● **What to do**:
Starting at the line that contains "Enumerate this screenshot's" and ending at the final line of the entries below, write out each line exactly as it appears, but omit the pictures.

= = = = =

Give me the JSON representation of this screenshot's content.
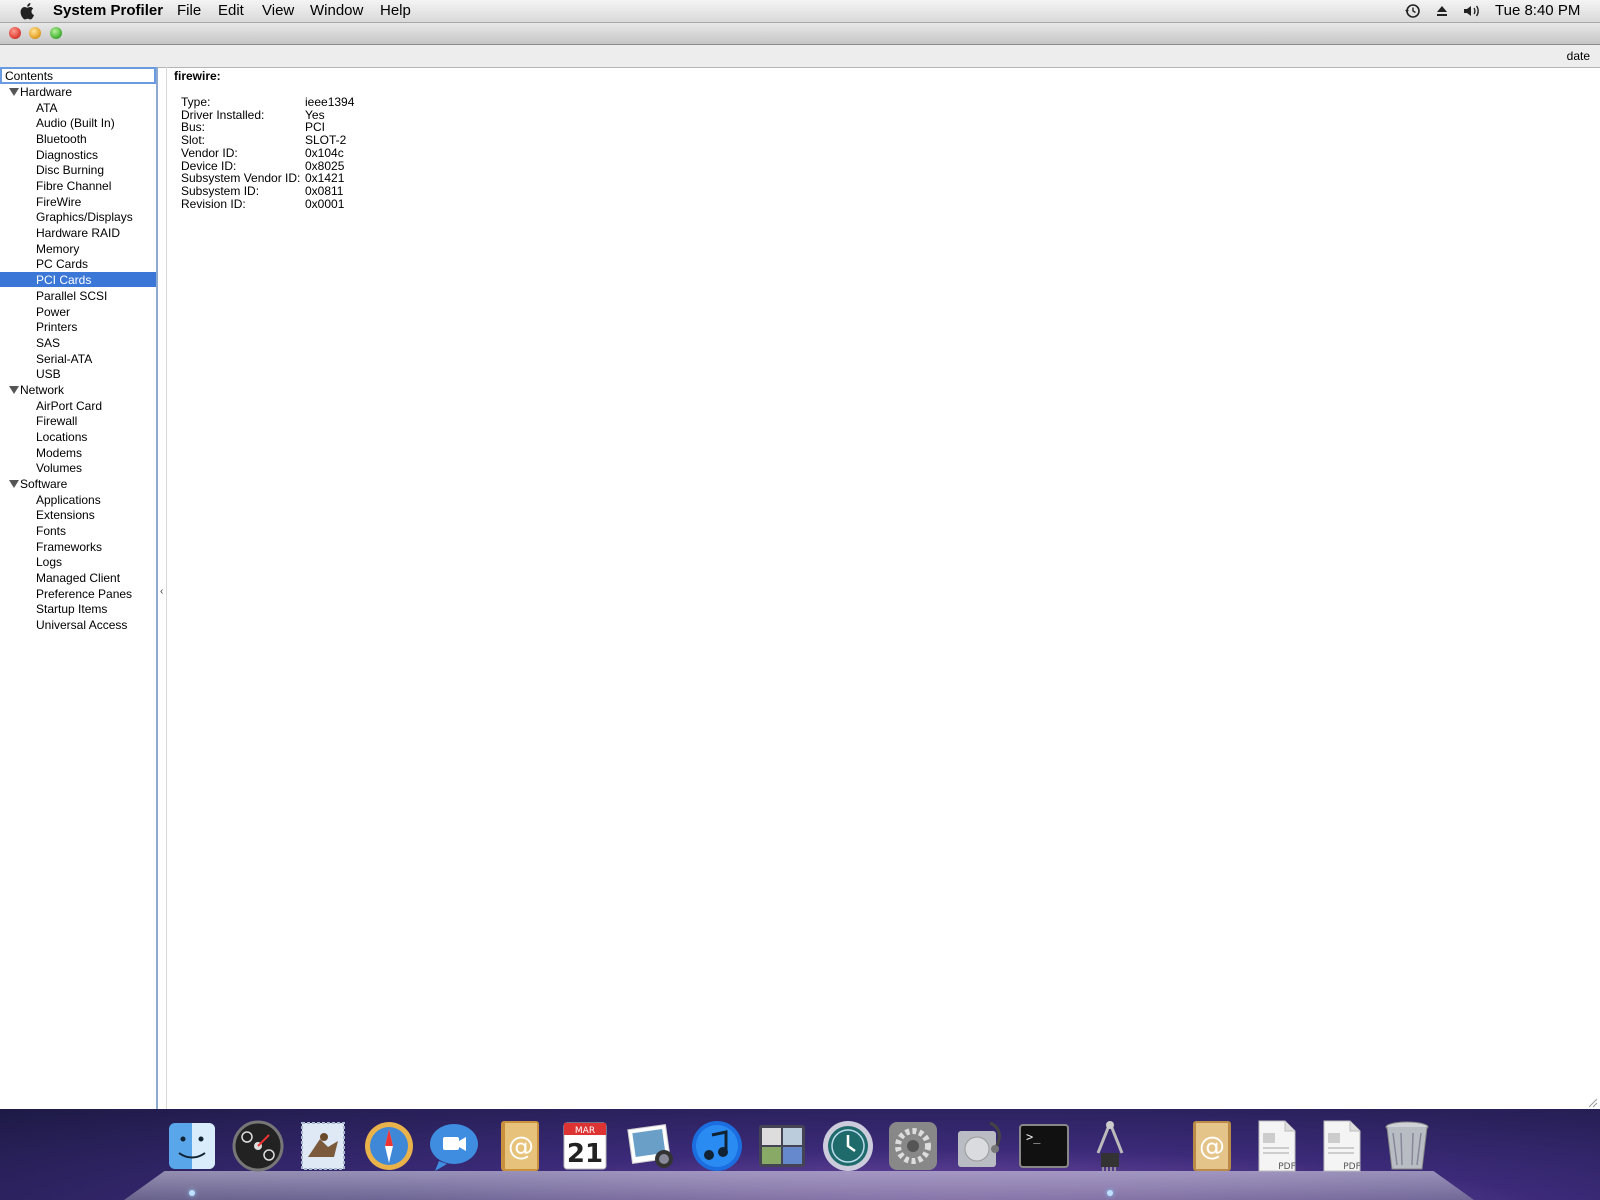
{
  "menubar": {
    "app_name": "System Profiler",
    "items": [
      "File",
      "Edit",
      "View",
      "Window",
      "Help"
    ],
    "clock": "Tue 8:40 PM"
  },
  "window": {
    "header_right": "date"
  },
  "sidebar": {
    "header": "Contents",
    "selected": "PCI Cards",
    "groups": [
      {
        "label": "Hardware",
        "items": [
          "ATA",
          "Audio (Built In)",
          "Bluetooth",
          "Diagnostics",
          "Disc Burning",
          "Fibre Channel",
          "FireWire",
          "Graphics/Displays",
          "Hardware RAID",
          "Memory",
          "PC Cards",
          "PCI Cards",
          "Parallel SCSI",
          "Power",
          "Printers",
          "SAS",
          "Serial-ATA",
          "USB"
        ]
      },
      {
        "label": "Network",
        "items": [
          "AirPort Card",
          "Firewall",
          "Locations",
          "Modems",
          "Volumes"
        ]
      },
      {
        "label": "Software",
        "items": [
          "Applications",
          "Extensions",
          "Fonts",
          "Frameworks",
          "Logs",
          "Managed Client",
          "Preference Panes",
          "Startup Items",
          "Universal Access"
        ]
      }
    ]
  },
  "content": {
    "title": "firewire:",
    "properties": [
      {
        "key": "Type:",
        "value": "ieee1394"
      },
      {
        "key": "Driver Installed:",
        "value": "Yes"
      },
      {
        "key": "Bus:",
        "value": "PCI"
      },
      {
        "key": "Slot:",
        "value": "SLOT-2"
      },
      {
        "key": "Vendor ID:",
        "value": "0x104c"
      },
      {
        "key": "Device ID:",
        "value": "0x8025"
      },
      {
        "key": "Subsystem Vendor ID:",
        "value": "0x1421"
      },
      {
        "key": "Subsystem ID:",
        "value": "0x0811"
      },
      {
        "key": "Revision ID:",
        "value": "0x0001"
      }
    ]
  },
  "dock": {
    "items": [
      {
        "icon": "finder-icon",
        "running": true
      },
      {
        "icon": "dashboard-icon",
        "running": false
      },
      {
        "icon": "mail-stamp-icon",
        "running": false
      },
      {
        "icon": "safari-icon",
        "running": false
      },
      {
        "icon": "ichat-icon",
        "running": false
      },
      {
        "icon": "address-book-icon",
        "running": false
      },
      {
        "icon": "ical-icon",
        "running": false,
        "month": "MAR",
        "day": "21"
      },
      {
        "icon": "iphoto-icon",
        "running": false
      },
      {
        "icon": "itunes-icon",
        "running": false
      },
      {
        "icon": "spaces-icon",
        "running": false
      },
      {
        "icon": "time-machine-icon",
        "running": false
      },
      {
        "icon": "system-preferences-icon",
        "running": false
      },
      {
        "icon": "disk-utility-icon",
        "running": false
      },
      {
        "icon": "terminal-icon",
        "running": false
      },
      {
        "icon": "system-profiler-icon",
        "running": true
      },
      {
        "icon": "downloads-stack-icon",
        "running": false
      },
      {
        "icon": "pdf-document-icon",
        "running": false,
        "label": "PDF"
      },
      {
        "icon": "pdf-document-icon",
        "running": false,
        "label": "PDF"
      },
      {
        "icon": "trash-icon",
        "running": false
      }
    ]
  }
}
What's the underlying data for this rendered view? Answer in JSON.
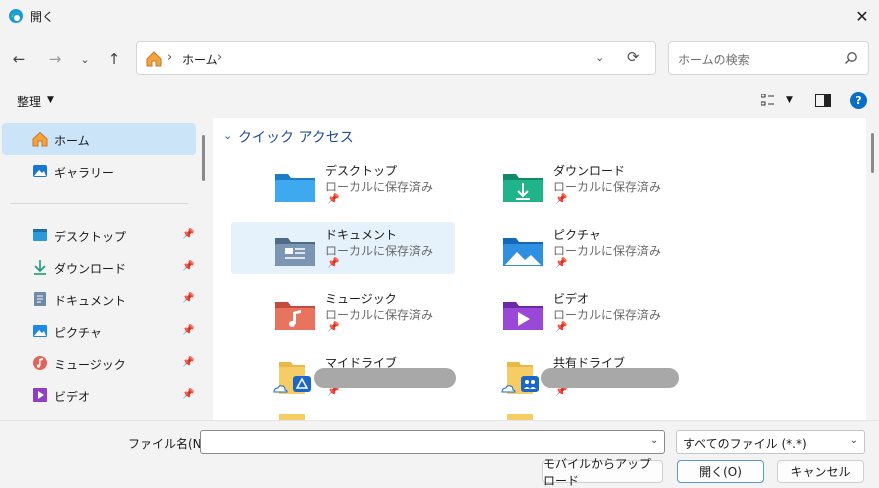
{
  "window": {
    "title": "開く"
  },
  "nav": {
    "back_icon": "back-arrow-icon",
    "forward_icon": "forward-arrow-icon",
    "recent_icon": "chevron-down-icon",
    "up_icon": "up-arrow-icon"
  },
  "address": {
    "location": "ホーム"
  },
  "search": {
    "placeholder": "ホームの検索"
  },
  "toolbar": {
    "organize_label": "整理",
    "help_label": "?"
  },
  "sidebar": {
    "items": [
      {
        "label": "ホーム",
        "icon": "home-icon",
        "active": true
      },
      {
        "label": "ギャラリー",
        "icon": "gallery-icon"
      },
      {
        "label": "デスクトップ",
        "icon": "desktop-icon",
        "pinned": true
      },
      {
        "label": "ダウンロード",
        "icon": "download-icon",
        "pinned": true
      },
      {
        "label": "ドキュメント",
        "icon": "document-icon",
        "pinned": true
      },
      {
        "label": "ピクチャ",
        "icon": "pictures-icon",
        "pinned": true
      },
      {
        "label": "ミュージック",
        "icon": "music-icon",
        "pinned": true
      },
      {
        "label": "ビデオ",
        "icon": "video-icon",
        "pinned": true
      }
    ]
  },
  "quick_access": {
    "title": "クイック アクセス",
    "items": [
      {
        "name": "デスクトップ",
        "sub": "ローカルに保存済み",
        "icon": "desktop-folder-icon"
      },
      {
        "name": "ダウンロード",
        "sub": "ローカルに保存済み",
        "icon": "downloads-folder-icon"
      },
      {
        "name": "ドキュメント",
        "sub": "ローカルに保存済み",
        "icon": "documents-folder-icon",
        "selected": true
      },
      {
        "name": "ピクチャ",
        "sub": "ローカルに保存済み",
        "icon": "pictures-folder-icon"
      },
      {
        "name": "ミュージック",
        "sub": "ローカルに保存済み",
        "icon": "music-folder-icon"
      },
      {
        "name": "ビデオ",
        "sub": "ローカルに保存済み",
        "icon": "videos-folder-icon"
      },
      {
        "name": "マイドライブ",
        "sub": "",
        "icon": "google-drive-folder-icon"
      },
      {
        "name": "共有ドライブ",
        "sub": "",
        "icon": "shared-drive-folder-icon"
      }
    ]
  },
  "footer": {
    "filename_label": "ファイル名(N):",
    "filename_value": "",
    "filetype_value": "すべてのファイル (*.*)",
    "mobile_upload_label": "モバイルからアップロード",
    "open_label": "開く(O)",
    "cancel_label": "キャンセル"
  },
  "colors": {
    "accent": "#0a6ec7",
    "selection": "#cce4f7",
    "hover": "#e5f1fb"
  }
}
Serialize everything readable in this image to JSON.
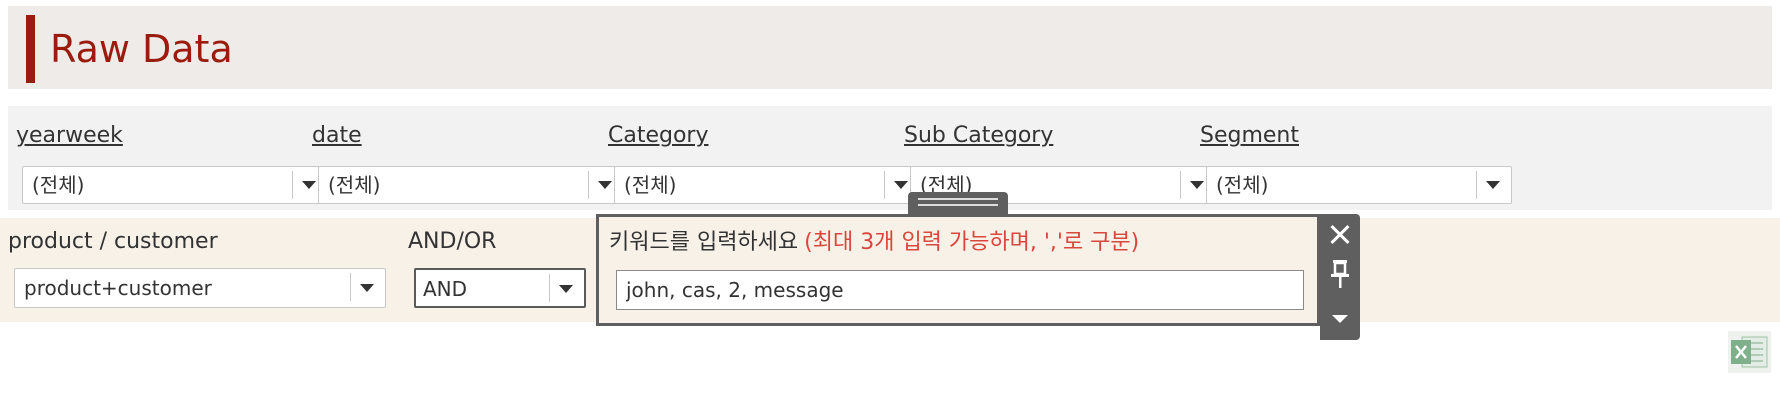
{
  "title": "Raw Data",
  "filters": [
    {
      "label": "yearweek",
      "value": "(전체)"
    },
    {
      "label": "date",
      "value": "(전체)"
    },
    {
      "label": "Category",
      "value": "(전체)"
    },
    {
      "label": "Sub Category",
      "value": "(전체)"
    },
    {
      "label": "Segment",
      "value": "(전체)"
    }
  ],
  "search": {
    "target_label": "product / customer",
    "target_value": "product+customer",
    "operator_label": "AND/OR",
    "operator_value": "AND",
    "keyword_prompt": "키워드를 입력하세요",
    "keyword_hint": "(최대 3개 입력 가능하며, ','로 구분)",
    "keyword_value": "john, cas, 2, message"
  },
  "icons": {
    "panel_close": "close-icon",
    "panel_pin": "pin-icon",
    "panel_menu": "dropdown-arrow-icon",
    "export": "excel-icon"
  },
  "colors": {
    "title": "#9b1b0d",
    "title_band": "#eeebe9",
    "filter_band": "#f2f2f2",
    "search_band": "#f7f1e8",
    "hint": "#d9463b",
    "panel_border": "#5f5f5f",
    "excel_green": "#7fb08b"
  }
}
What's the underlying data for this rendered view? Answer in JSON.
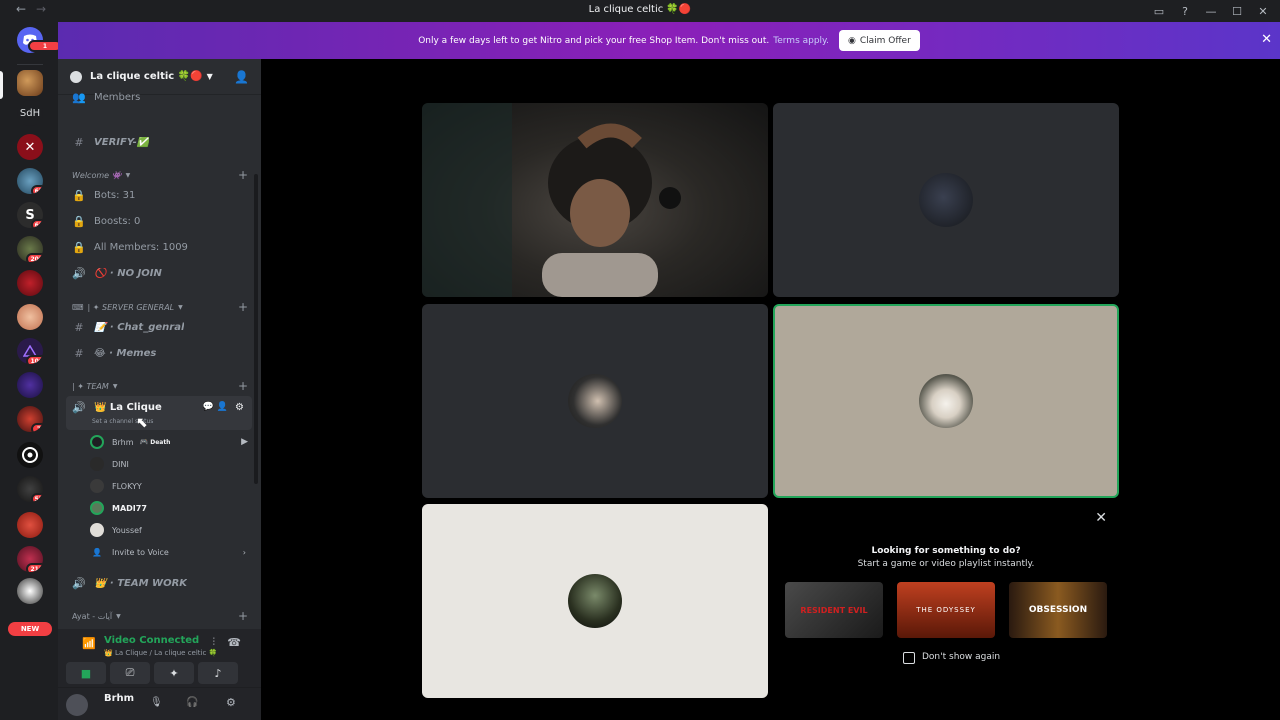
{
  "window": {
    "title": "La clique celtic 🍀🔴"
  },
  "banner": {
    "text": "Only a few days left to get Nitro and pick your free Shop Item. Don't miss out.",
    "link": "Terms apply.",
    "claim_label": "Claim Offer"
  },
  "guild_rail": {
    "badges": [
      "1",
      "67",
      "65",
      "205",
      "100",
      "7",
      "57",
      "213"
    ],
    "sdh_label": "SdH",
    "new_label": "NEW"
  },
  "server": {
    "name": "La clique celtic 🍀🔴"
  },
  "channels": {
    "members": "Members",
    "verify": "VERIFY-✅",
    "cat_welcome": "Welcome 👾",
    "bots": "Bots: 31",
    "boosts": "Boosts: 0",
    "all_members": "All Members: 1009",
    "no_join": "🚫 · NO JOIN",
    "cat_server_general": "| ✦ SERVER GENERAL",
    "chat_general": "📝 · Chat_genral",
    "memes": "😂 · Memes",
    "cat_team": "| ✦ TEAM",
    "la_clique": "👑 La Clique",
    "set_status": "Set a channel status",
    "users": [
      "Brhm",
      "DINI",
      "FLOKYY",
      "MADI77",
      "Youssef"
    ],
    "brhm_activity": "Death",
    "invite": "Invite to Voice",
    "team_work": "👑 · TEAM WORK",
    "cat_ayat": "Ayat - آيات"
  },
  "voice": {
    "status": "Video Connected",
    "sub": "👑 La Clique  / La clique celtic 🍀"
  },
  "user": {
    "name": "Brhm"
  },
  "promo": {
    "title": "Looking for something to do?",
    "subtitle": "Start a game or video playlist instantly.",
    "games": [
      "RESIDENT EVIL",
      "THE ODYSSEY",
      "OBSESSION"
    ],
    "dont_show": "Don't show again"
  },
  "colors": {
    "accent": "#5865f2",
    "speaking": "#23a55a",
    "danger": "#f23f43"
  }
}
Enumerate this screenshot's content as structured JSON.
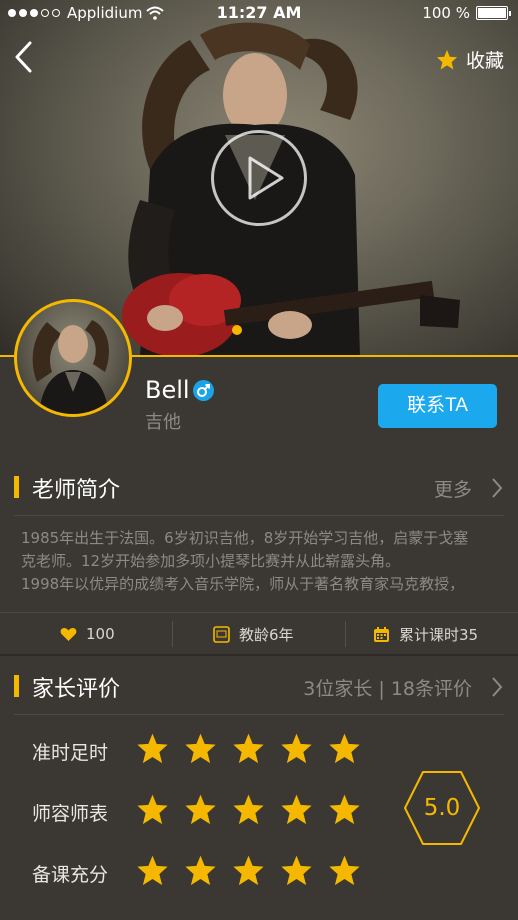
{
  "status_bar": {
    "carrier": "Applidium",
    "time": "11:27 AM",
    "battery": "100 %"
  },
  "header": {
    "favorite_label": "收藏"
  },
  "teacher": {
    "name": "Bell",
    "subject": "吉他",
    "contact_label": "联系TA"
  },
  "intro_section": {
    "title": "老师简介",
    "more_label": "更多",
    "lines": [
      "1985年出生于法国。6岁初识吉他，8岁开始学习吉他，启蒙于戈塞",
      "克老师。12岁开始参加多项小提琴比赛并从此崭露头角。",
      "1998年以优异的成绩考入音乐学院，师从于著名教育家马克教授，"
    ]
  },
  "stats": {
    "likes": "100",
    "teaching_age": "教龄6年",
    "total_hours": "累计课时35"
  },
  "reviews_section": {
    "title": "家长评价",
    "summary": "3位家长 | 18条评价",
    "ratings": [
      {
        "label": "准时足时",
        "stars": 5
      },
      {
        "label": "师容师表",
        "stars": 5
      },
      {
        "label": "备课充分",
        "stars": 5
      }
    ],
    "score": "5.0"
  },
  "colors": {
    "accent": "#f5b800",
    "button": "#1ba8ec",
    "background": "#3b3733",
    "muted_text": "#8c8a85"
  },
  "icons": [
    "back-icon",
    "star-icon",
    "play-icon",
    "male-icon",
    "heart-icon",
    "certificate-icon",
    "calendar-icon",
    "chevron-right-icon",
    "wifi-icon",
    "battery-icon"
  ]
}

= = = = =

● **Answer section**:
Enumerate this screenshot's content as structured JSON.
{
  "status_bar": {
    "carrier": "Applidium",
    "time": "11:27 AM",
    "battery": "100 %"
  },
  "header": {
    "favorite_label": "收藏"
  },
  "teacher": {
    "name": "Bell",
    "subject": "吉他",
    "contact_label": "联系TA"
  },
  "intro_section": {
    "title": "老师简介",
    "more_label": "更多",
    "lines": [
      "1985年出生于法国。6岁初识吉他，8岁开始学习吉他，启蒙于戈塞",
      "克老师。12岁开始参加多项小提琴比赛并从此崭露头角。",
      "1998年以优异的成绩考入音乐学院，师从于著名教育家马克教授，"
    ]
  },
  "stats": {
    "likes": "100",
    "teaching_age": "教龄6年",
    "total_hours": "累计课时35"
  },
  "reviews_section": {
    "title": "家长评价",
    "summary": "3位家长 | 18条评价",
    "ratings": [
      {
        "label": "准时足时",
        "stars": 5
      },
      {
        "label": "师容师表",
        "stars": 5
      },
      {
        "label": "备课充分",
        "stars": 5
      }
    ],
    "score": "5.0"
  },
  "colors": {
    "accent": "#f5b800",
    "button": "#1ba8ec",
    "background": "#3b3733",
    "muted_text": "#8c8a85"
  },
  "icons": [
    "back-icon",
    "star-icon",
    "play-icon",
    "male-icon",
    "heart-icon",
    "certificate-icon",
    "calendar-icon",
    "chevron-right-icon",
    "wifi-icon",
    "battery-icon"
  ]
}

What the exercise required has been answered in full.